Harbaugh Brothers Adapt
I guess I shouldn’t be surprised, but after last Sunday’s exciting NFL conference round, much of the media and post-game coverage was very much targeted towards individual comments of opposing teams and players. Obviously, in the social media day and age everything is multiplied and discussed. Anna Burns Welker, Wes Welker’s wife ranted about Ray Lewis, Shannon Sharpe called out Bill Belichick for declining his post-game interview and Ravens players tweeted about the lack of sportsmanship from the Patriots and their fanbase. As for the Falcons, rumors of Michael Turner’s departure have already surfaced, along with the announcement of Tony Gonzalez’s eventual retirement. These are just a few of the storylines that I bothered to take note of, yet I’m sure there were a lot more.
While I was recapping statistical data from last weekend’s games, I noticed an interesting yet obvious gamenote that to me stood out as a major difference maker in both matchups.
The Atlanta Falcons and New England Patriots both went into halftime with the lead against their opponents. Normally, when leading after halftime the Falcons and Patriots walk away with the win. Both teams had very impressive home win streaks when securing a first half lead. Yet in this case, neither the Falcons nor the Patriots scored a single point in the second half of Sunday’s NFL championship round.
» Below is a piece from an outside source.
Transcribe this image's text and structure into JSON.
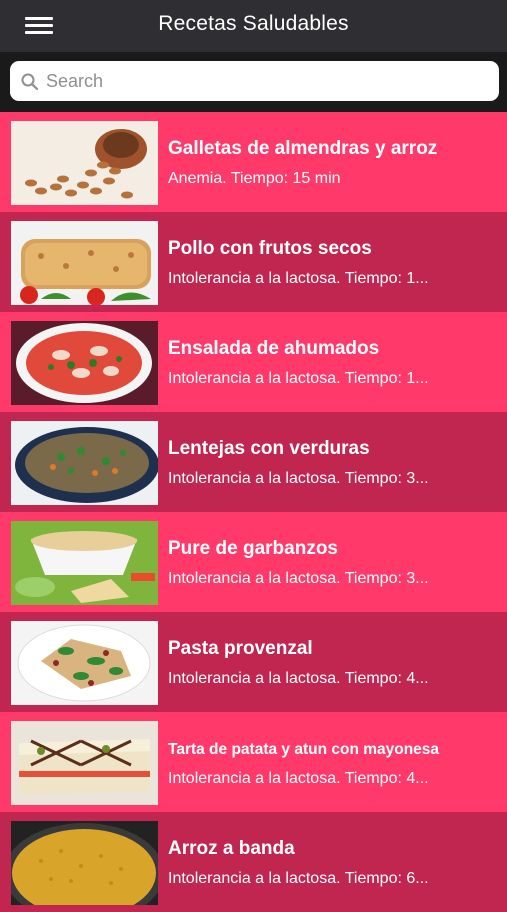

Halftime adjustments are one of those things in football where every individual player or coach has a different opinion on what actually takes place. In the last few years I’ve heard ex-coaches talk about how there is less time than you may think. They go on to say that after a halftime mini-interview, getting personnel organized and taking a quick pee-break you pretty much have two minutes for a motivational speech before running back out onto the field for the second half. I, much like many NFL fans, envision something different, something more with a Hollywood twist, where everyone gathers around the chalkboard to problem-solve passing patterns, find weaknesses in gameplans and counter-attack towards what an opponent is doing.
One of the main reasons why I love the NFL is strategy. I’ve always loved strategic games and even to this day I still see the NFL as a game of chess with 250 pound monster men that can run really fast and hit extremely hard. I love timing routes, back-shoulder fades and smart quarterbacks who can not only read the defense but move personnel with a shrug of their shoulder or a pump fake from in the pocket (Just as the odds predicted it: http://bwinbetting.com )
The Harbaugh bloodline pumps intensity long before and after the game begins and ends. Both these two coaches are fiery, disciplined and scream strategy to me. It has to be more than a coincidence that both Harbaugh led teams shut out their opponents in the second half. To me that is the definition of halftime adjustments. Not only did both defenses begin to counteract their opponent, but both the 49ers and Ravens moved the ball more effectively. I would have liked to have said both teams scored more points in the second half, but Michael Crabtree fumbled the ball on the one-yard line slowing an impressive drive along with a David Akers missed field goal.
Both teams’ offenses and defenses made the proper adjustments at halftime that changed each game dramatically. I can honestly say that I believe both Bill Belichick and Mike Smith were out-coached in the second half. Which in turn dramatically changed the outcome of both road teams and which led to their demise.
In less than two weeks both Harbaugh brothers will square off in a very strategic battle in New Orleans for Super Bowl XLVII. With an extended Super Bowl halftime, I’m curious to see how much each team changes depending on schemes and game planning from the first half. Being brothers, I wonder how much knowledge of each other’s tendencies will lead to an advantage in strategy for game planning a Super Bowl win.